Check every line below for the string "this". Copy the ones that have it.

(Stored data entries)
++++++++++++++++++++

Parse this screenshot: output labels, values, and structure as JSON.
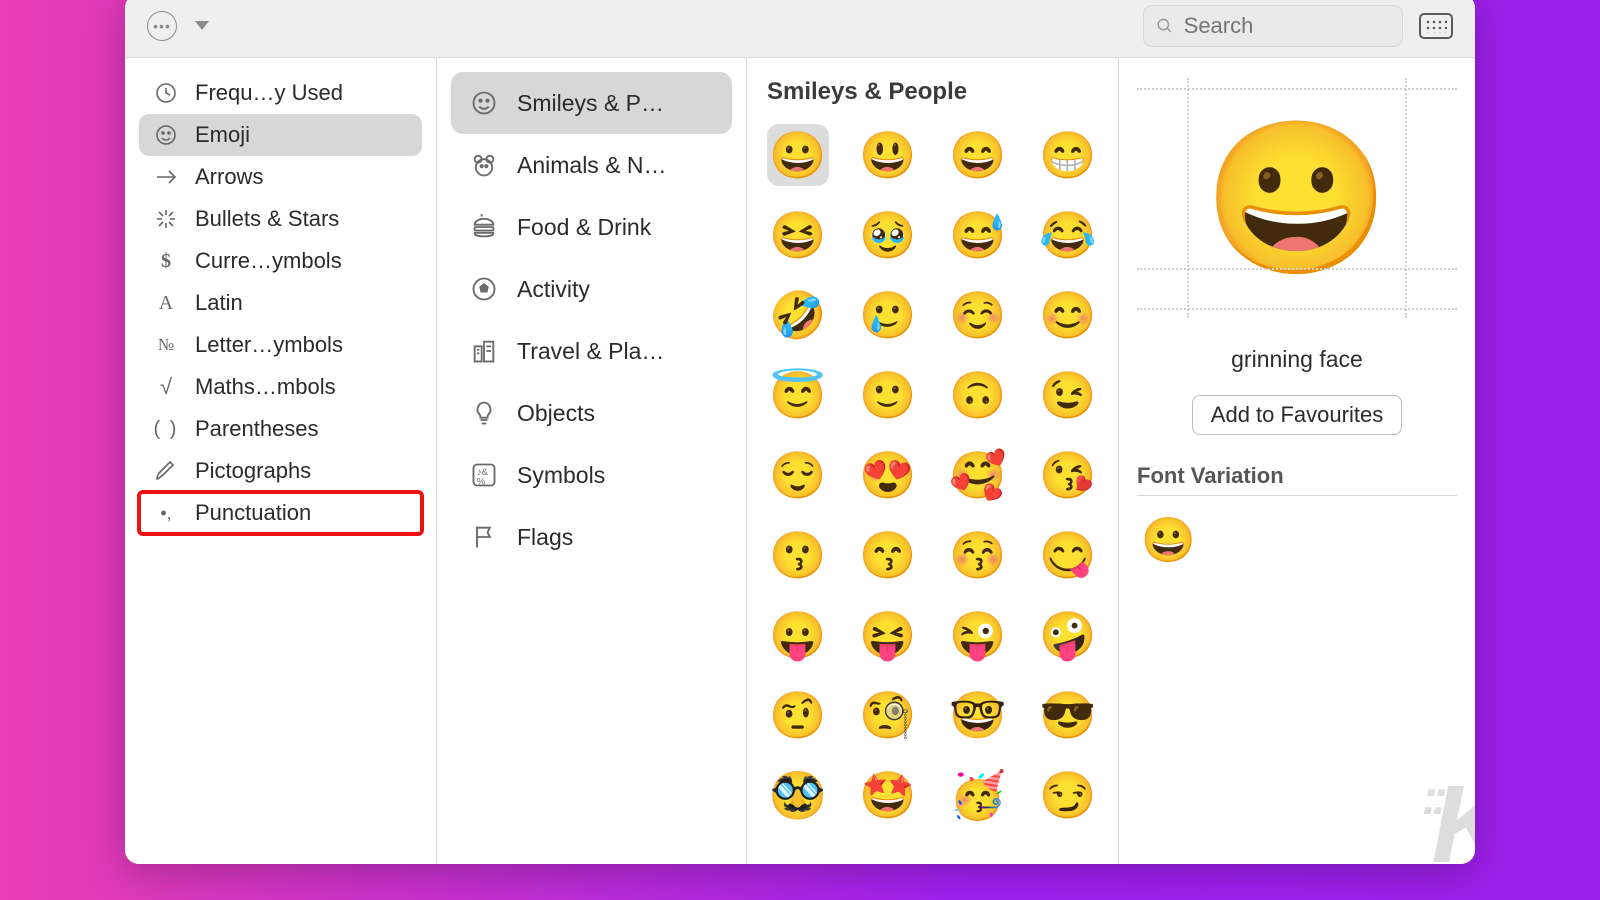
{
  "toolbar": {
    "search_placeholder": "Search"
  },
  "categories": [
    {
      "id": "frequently-used",
      "label": "Frequ…y Used",
      "icon": "clock"
    },
    {
      "id": "emoji",
      "label": "Emoji",
      "icon": "smiley",
      "selected": true
    },
    {
      "id": "arrows",
      "label": "Arrows",
      "icon": "arrow-right"
    },
    {
      "id": "bullets-stars",
      "label": "Bullets & Stars",
      "icon": "burst"
    },
    {
      "id": "currency",
      "label": "Curre…ymbols",
      "icon": "dollar"
    },
    {
      "id": "latin",
      "label": "Latin",
      "icon": "serif-a"
    },
    {
      "id": "letterlike",
      "label": "Letter…ymbols",
      "icon": "numero"
    },
    {
      "id": "maths",
      "label": "Maths…mbols",
      "icon": "radical"
    },
    {
      "id": "parentheses",
      "label": "Parentheses",
      "icon": "parens"
    },
    {
      "id": "pictographs",
      "label": "Pictographs",
      "icon": "hand-write"
    },
    {
      "id": "punctuation",
      "label": "Punctuation",
      "icon": "punct",
      "highlighted": true
    }
  ],
  "subcategories": [
    {
      "id": "smileys-people",
      "label": "Smileys & P…",
      "icon": "smiley",
      "selected": true
    },
    {
      "id": "animals-nature",
      "label": "Animals & N…",
      "icon": "bear"
    },
    {
      "id": "food-drink",
      "label": "Food & Drink",
      "icon": "burger"
    },
    {
      "id": "activity",
      "label": "Activity",
      "icon": "soccer"
    },
    {
      "id": "travel-places",
      "label": "Travel & Pla…",
      "icon": "city"
    },
    {
      "id": "objects",
      "label": "Objects",
      "icon": "bulb"
    },
    {
      "id": "symbols",
      "label": "Symbols",
      "icon": "symbols"
    },
    {
      "id": "flags",
      "label": "Flags",
      "icon": "flag"
    }
  ],
  "grid": {
    "title": "Smileys & People",
    "emojis": [
      "😀",
      "😃",
      "😄",
      "😁",
      "😆",
      "🥹",
      "😅",
      "😂",
      "🤣",
      "🥲",
      "☺️",
      "😊",
      "😇",
      "🙂",
      "🙃",
      "😉",
      "😌",
      "😍",
      "🥰",
      "😘",
      "😗",
      "😙",
      "😚",
      "😋",
      "😛",
      "😝",
      "😜",
      "🤪",
      "🤨",
      "🧐",
      "🤓",
      "😎",
      "🥸",
      "🤩",
      "🥳",
      "😏"
    ],
    "selected_index": 0
  },
  "preview": {
    "emoji": "😀",
    "name": "grinning face",
    "favorite_button": "Add to Favourites",
    "font_variation_title": "Font Variation",
    "font_variation_emoji": "😀"
  }
}
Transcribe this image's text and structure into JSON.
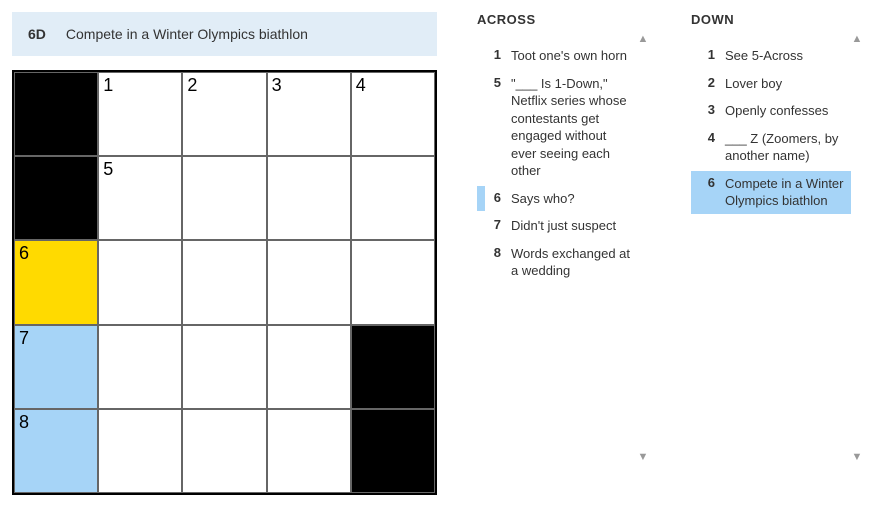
{
  "current_clue": {
    "id": "6D",
    "text": "Compete in a Winter Olympics biathlon"
  },
  "grid": {
    "rows": 5,
    "cols": 5,
    "cells": [
      [
        {
          "black": true
        },
        {
          "num": "1"
        },
        {
          "num": "2"
        },
        {
          "num": "3"
        },
        {
          "num": "4"
        }
      ],
      [
        {
          "black": true
        },
        {
          "num": "5"
        },
        {},
        {},
        {}
      ],
      [
        {
          "num": "6",
          "state": "cursor"
        },
        {},
        {},
        {},
        {}
      ],
      [
        {
          "num": "7",
          "state": "highlight"
        },
        {},
        {},
        {},
        {
          "black": true
        }
      ],
      [
        {
          "num": "8",
          "state": "highlight"
        },
        {},
        {},
        {},
        {
          "black": true
        }
      ]
    ]
  },
  "across": {
    "heading": "ACROSS",
    "clues": [
      {
        "num": "1",
        "text": "Toot one's own horn"
      },
      {
        "num": "5",
        "text": "\"___ Is 1-Down,\" Netflix series whose contestants get engaged without ever seeing each other"
      },
      {
        "num": "6",
        "text": "Says who?",
        "related": true
      },
      {
        "num": "7",
        "text": "Didn't just suspect"
      },
      {
        "num": "8",
        "text": "Words exchanged at a wedding"
      }
    ]
  },
  "down": {
    "heading": "DOWN",
    "clues": [
      {
        "num": "1",
        "text": "See 5-Across"
      },
      {
        "num": "2",
        "text": "Lover boy"
      },
      {
        "num": "3",
        "text": "Openly confesses"
      },
      {
        "num": "4",
        "text": "___ Z (Zoomers, by another name)"
      },
      {
        "num": "6",
        "text": "Compete in a Winter Olympics biathlon",
        "selected": true
      }
    ]
  }
}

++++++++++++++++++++

__Problem solution__
Parse this screenshot: output labels, values, and structure as JSON.
Transcribe this image's text and structure into JSON.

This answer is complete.